Human Impact on Climate Extremes for Water Resources Infrastructure Design, Operations, and Risk Management
Although the topic of human impacts on climate is well studied, the implications of large infrastructure, particularly water resources infrastructures (dams, levees, reservoirs, urban drainage, irrigation systems, flood control channels, etc.), on climate is absent in today’s literature. Basic research indicates that the large-scale changes brought about by these water infrastructures have the potential to impact climate. The question is how much can the very existence and operation of such infrastructure impact climate extremes given that it is the extreme conditions that drive the design and operation protocols in the engineering community.
While the impact of climate change on large-scale infrastructure has been studied at local/regional scales for some time, the converse (impact of infrastructure on local/regional climate extremes by virtue of its existence, operation, or other climate changing factors) has not been explored as much. Engineers have historically designed and operated water infrastructure using a one-way approach (assuming the past as representative of the future) without acknowledging the clear climatic feedbacks that basic science has now uncovered (e.g., urban heat island, urban modification of climate, the aerosol effect, etc.)At a time when climate resilience of infrastructure is much talked about, such a collection of papers will be of great interest to the community comprising scientists, engineers, water managers, policy planners, and various stakeholders. Read more…

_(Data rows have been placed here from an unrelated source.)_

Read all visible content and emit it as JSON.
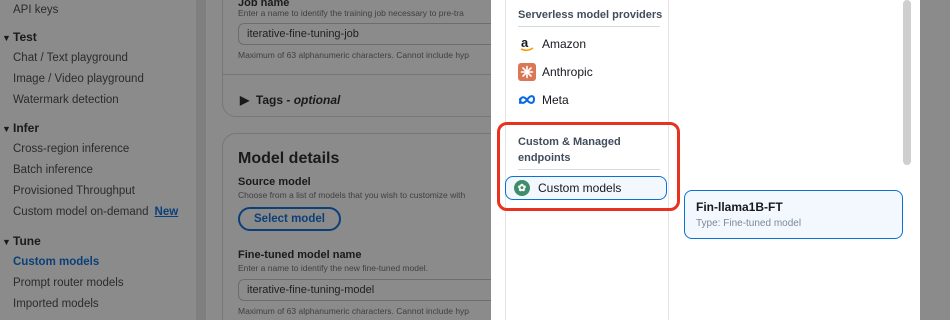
{
  "sidebar": {
    "top_item": "API keys",
    "sections": [
      {
        "title": "Test",
        "items": [
          "Chat / Text playground",
          "Image / Video playground",
          "Watermark detection"
        ]
      },
      {
        "title": "Infer",
        "items": [
          "Cross-region inference",
          "Batch inference",
          "Provisioned Throughput",
          "Custom model on-demand"
        ]
      },
      {
        "title": "Tune",
        "items": [
          "Custom models",
          "Prompt router models",
          "Imported models"
        ]
      }
    ],
    "new_badge": "New",
    "active_item": "Custom models"
  },
  "job_card": {
    "label": "Job name",
    "description": "Enter a name to identify the training job necessary to pre-tra",
    "value": "iterative-fine-tuning-job",
    "constraint": "Maximum of 63 alphanumeric characters. Cannot include hyp",
    "tags_label": "Tags - ",
    "tags_optional": "optional"
  },
  "model_details": {
    "title": "Model details",
    "source_label": "Source model",
    "source_description": "Choose from a list of models that you wish to customize with",
    "select_button": "Select model",
    "fine_tuned_label": "Fine-tuned model name",
    "fine_tuned_description": "Enter a name to identify the new fine-tuned model.",
    "fine_tuned_value": "iterative-fine-tuning-model",
    "constraint": "Maximum of 63 alphanumeric characters. Cannot include hyp"
  },
  "modal": {
    "serverless_heading": "Serverless model providers",
    "providers": [
      {
        "name": "Amazon",
        "icon": "amazon-icon"
      },
      {
        "name": "Anthropic",
        "icon": "anthropic-icon"
      },
      {
        "name": "Meta",
        "icon": "meta-icon"
      }
    ],
    "custom_heading": "Custom & Managed endpoints",
    "custom_button": "Custom models",
    "models": [
      {
        "name": "Fin-llama1B-FT",
        "type": "Type: Fine-tuned model"
      }
    ]
  },
  "colors": {
    "accent": "#0972d3",
    "highlight": "#e8321f",
    "anthropic": "#d97757",
    "meta": "#0668e1"
  }
}
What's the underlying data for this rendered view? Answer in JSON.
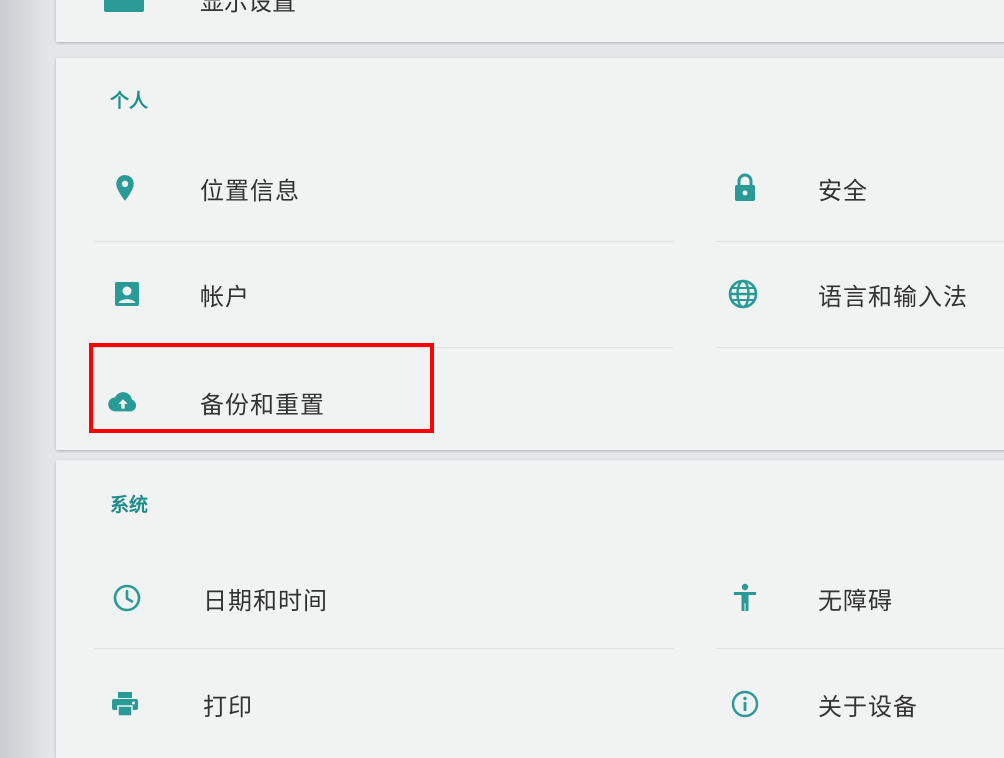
{
  "top_card": {
    "partial_label": "显示设置"
  },
  "personal": {
    "header": "个人",
    "items": [
      {
        "label": "位置信息",
        "icon": "location-pin-icon"
      },
      {
        "label": "安全",
        "icon": "lock-icon"
      },
      {
        "label": "帐户",
        "icon": "account-box-icon"
      },
      {
        "label": "语言和输入法",
        "icon": "globe-icon"
      },
      {
        "label": "备份和重置",
        "icon": "cloud-upload-icon"
      }
    ]
  },
  "system": {
    "header": "系统",
    "items": [
      {
        "label": "日期和时间",
        "icon": "clock-icon"
      },
      {
        "label": "无障碍",
        "icon": "accessibility-icon"
      },
      {
        "label": "打印",
        "icon": "printer-icon"
      },
      {
        "label": "关于设备",
        "icon": "info-icon"
      }
    ]
  },
  "colors": {
    "accent": "#2a9a97",
    "header": "#1f8e8a",
    "highlight": "#ff0000"
  }
}
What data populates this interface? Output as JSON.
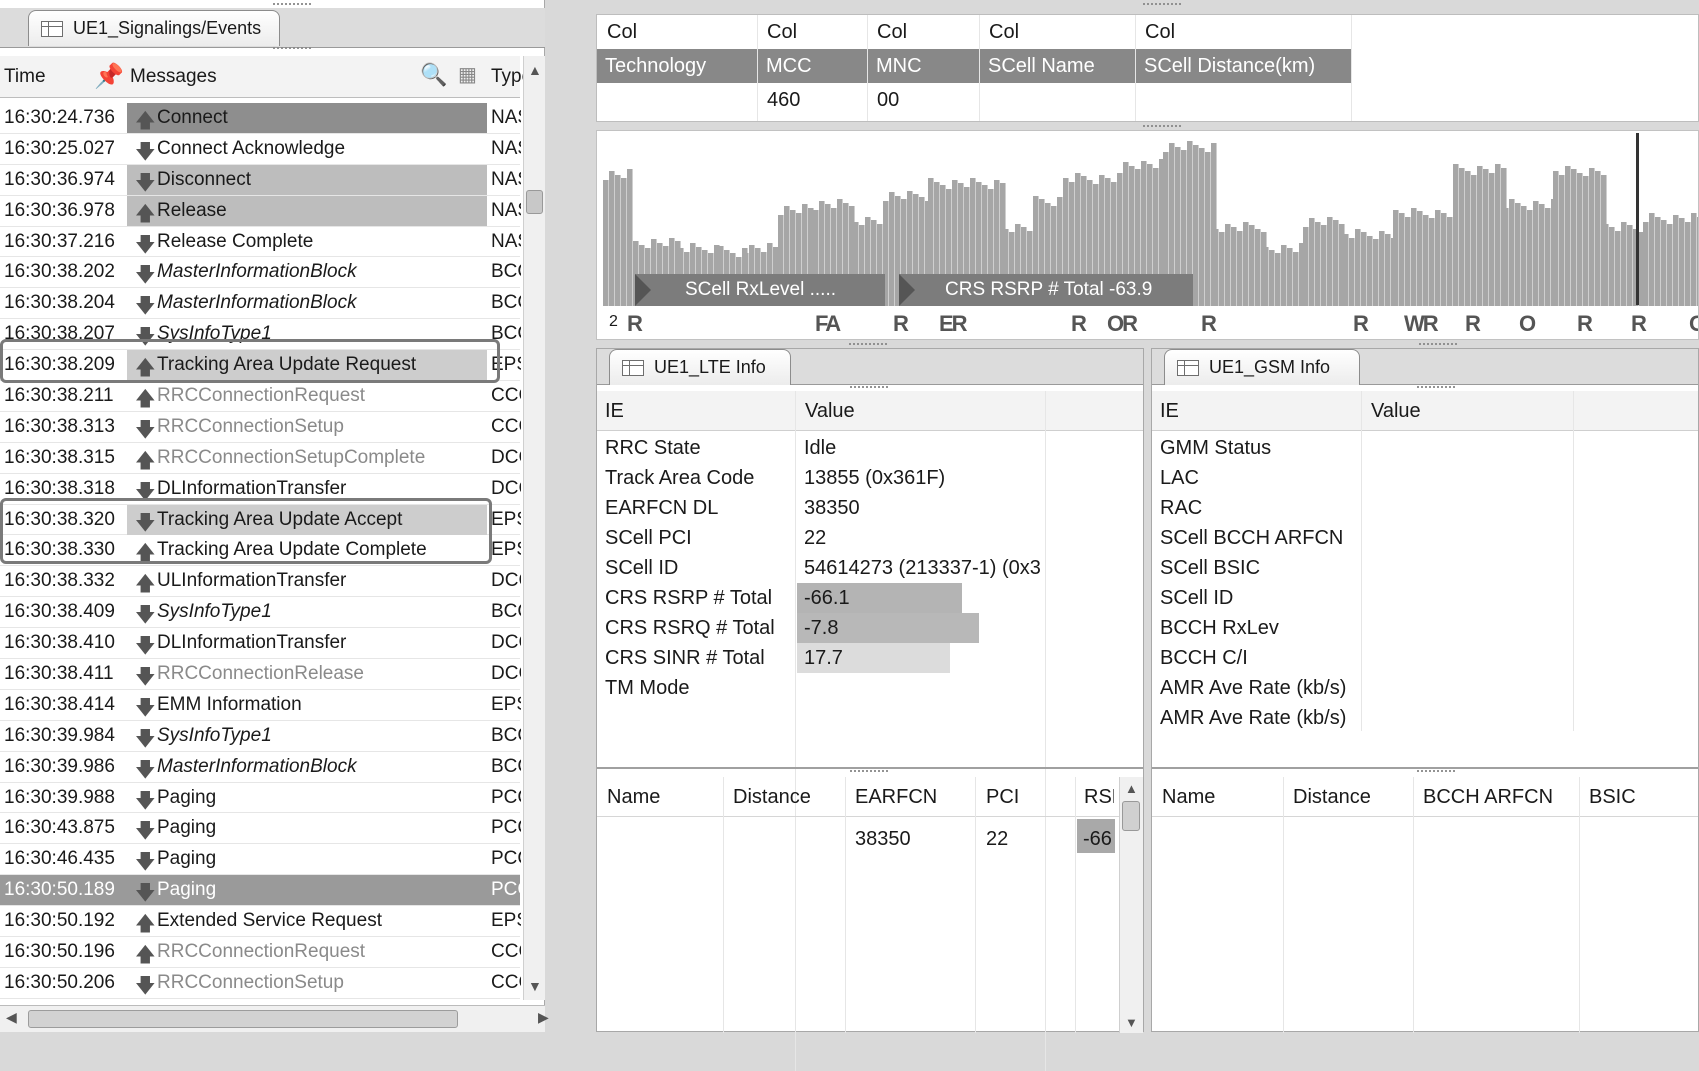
{
  "events": {
    "tab_label": "UE1_Signalings/Events",
    "columns": {
      "time": "Time",
      "messages": "Messages",
      "type": "Type"
    },
    "rows": [
      {
        "time": "16:30:24.736",
        "dir": "up",
        "msg": "Connect",
        "type": "NAS CC"
      },
      {
        "time": "16:30:25.027",
        "dir": "down",
        "msg": "Connect Acknowledge",
        "type": "NAS CC"
      },
      {
        "time": "16:30:36.974",
        "dir": "down",
        "msg": "Disconnect",
        "type": "NAS CC"
      },
      {
        "time": "16:30:36.978",
        "dir": "up",
        "msg": "Release",
        "type": "NAS CC"
      },
      {
        "time": "16:30:37.216",
        "dir": "down",
        "msg": "Release Complete",
        "type": "NAS CC"
      },
      {
        "time": "16:30:38.202",
        "dir": "down",
        "msg": "MasterInformationBlock",
        "type": "BCCH_"
      },
      {
        "time": "16:30:38.204",
        "dir": "down",
        "msg": "MasterInformationBlock",
        "type": "BCCH_"
      },
      {
        "time": "16:30:38.207",
        "dir": "down",
        "msg": "SysInfoType1",
        "type": "BCCH_"
      },
      {
        "time": "16:30:38.209",
        "dir": "up",
        "msg": "Tracking Area Update Request",
        "type": "EPS MM"
      },
      {
        "time": "16:30:38.211",
        "dir": "up",
        "msg": "RRCConnectionRequest",
        "type": "CCCH_"
      },
      {
        "time": "16:30:38.313",
        "dir": "down",
        "msg": "RRCConnectionSetup",
        "type": "CCCH_"
      },
      {
        "time": "16:30:38.315",
        "dir": "up",
        "msg": "RRCConnectionSetupComplete",
        "type": "DCCH_"
      },
      {
        "time": "16:30:38.318",
        "dir": "down",
        "msg": "DLInformationTransfer",
        "type": "DCCH_"
      },
      {
        "time": "16:30:38.320",
        "dir": "down",
        "msg": "Tracking Area Update Accept",
        "type": "EPS MM"
      },
      {
        "time": "16:30:38.330",
        "dir": "up",
        "msg": "Tracking Area Update Complete",
        "type": "EPS MM"
      },
      {
        "time": "16:30:38.332",
        "dir": "up",
        "msg": "ULInformationTransfer",
        "type": "DCCH_"
      },
      {
        "time": "16:30:38.409",
        "dir": "down",
        "msg": "SysInfoType1",
        "type": "BCCH_"
      },
      {
        "time": "16:30:38.410",
        "dir": "down",
        "msg": "DLInformationTransfer",
        "type": "DCCH_"
      },
      {
        "time": "16:30:38.411",
        "dir": "down",
        "msg": "RRCConnectionRelease",
        "type": "DCCH_"
      },
      {
        "time": "16:30:38.414",
        "dir": "down",
        "msg": "EMM Information",
        "type": "EPS MM"
      },
      {
        "time": "16:30:39.984",
        "dir": "down",
        "msg": "SysInfoType1",
        "type": "BCCH_"
      },
      {
        "time": "16:30:39.986",
        "dir": "down",
        "msg": "MasterInformationBlock",
        "type": "BCCH_"
      },
      {
        "time": "16:30:39.988",
        "dir": "down",
        "msg": "Paging",
        "type": "PCCH"
      },
      {
        "time": "16:30:43.875",
        "dir": "down",
        "msg": "Paging",
        "type": "PCCH"
      },
      {
        "time": "16:30:46.435",
        "dir": "down",
        "msg": "Paging",
        "type": "PCCH"
      },
      {
        "time": "16:30:50.189",
        "dir": "down",
        "msg": "Paging",
        "type": "PCCH"
      },
      {
        "time": "16:30:50.192",
        "dir": "up",
        "msg": "Extended Service Request",
        "type": "EPS MM"
      },
      {
        "time": "16:30:50.196",
        "dir": "up",
        "msg": "RRCConnectionRequest",
        "type": "CCCH_"
      },
      {
        "time": "16:30:50.206",
        "dir": "down",
        "msg": "RRCConnectionSetup",
        "type": "CCCH_"
      }
    ]
  },
  "cell_grid": {
    "col_labels": [
      "Col",
      "Col",
      "Col",
      "Col",
      "Col"
    ],
    "headers": [
      "Technology",
      "MCC",
      "MNC",
      "SCell Name",
      "SCell Distance(km)"
    ],
    "values": [
      "",
      "460",
      "00",
      "",
      ""
    ]
  },
  "trend": {
    "legend1": "SCell RxLevel  .....",
    "legend2": "CRS RSRP # Total  -63.9",
    "marker_count": "2",
    "event_marks": [
      "R",
      "FA",
      "R",
      "ER",
      "R",
      "OR",
      "R",
      "R",
      "WR",
      "R",
      "O",
      "R",
      "R",
      "O"
    ]
  },
  "lte_info": {
    "tab_label": "UE1_LTE Info",
    "col_ie": "IE",
    "col_value": "Value",
    "rows": [
      {
        "ie": "RRC State",
        "value": "Idle"
      },
      {
        "ie": "Track Area Code",
        "value": "13855 (0x361F)"
      },
      {
        "ie": "EARFCN DL",
        "value": "38350"
      },
      {
        "ie": "SCell PCI",
        "value": "22"
      },
      {
        "ie": "SCell ID",
        "value": "54614273 (213337-1) (0x3"
      },
      {
        "ie": "CRS RSRP # Total",
        "value": "-66.1"
      },
      {
        "ie": "CRS RSRQ # Total",
        "value": "-7.8"
      },
      {
        "ie": "CRS SINR # Total",
        "value": "17.7"
      },
      {
        "ie": "TM Mode",
        "value": ""
      }
    ],
    "neighbors": {
      "columns": [
        "Name",
        "Distance",
        "EARFCN",
        "PCI",
        "RSF"
      ],
      "row": [
        "",
        "",
        "38350",
        "22",
        "-66"
      ]
    }
  },
  "gsm_info": {
    "tab_label": "UE1_GSM Info",
    "col_ie": "IE",
    "col_value": "Value",
    "rows": [
      "GMM Status",
      "LAC",
      "RAC",
      "SCell BCCH ARFCN",
      "SCell BSIC",
      "SCell ID",
      "BCCH RxLev",
      "BCCH C/I",
      "AMR Ave Rate (kb/s)",
      "AMR Ave Rate (kb/s)"
    ],
    "neighbors": {
      "columns": [
        "Name",
        "Distance",
        "BCCH ARFCN",
        "BSIC"
      ]
    }
  }
}
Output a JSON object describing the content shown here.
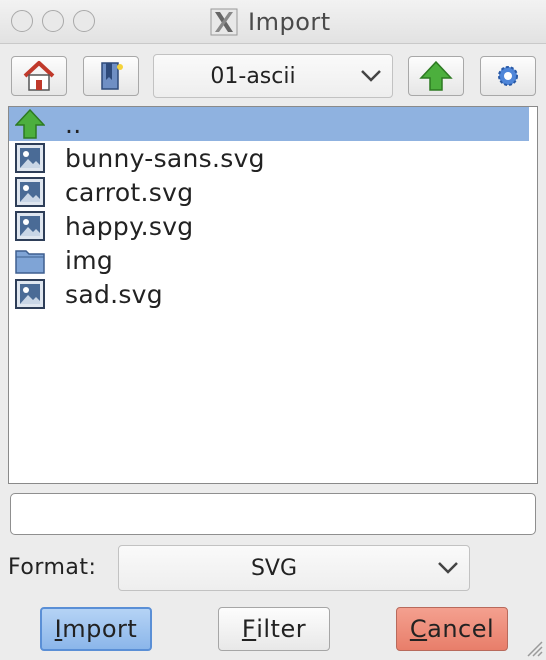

Faisal Hossain, University of Washington
Alfred Kalyanapu, Tennessee Technological University
Steve Burian, University of Utah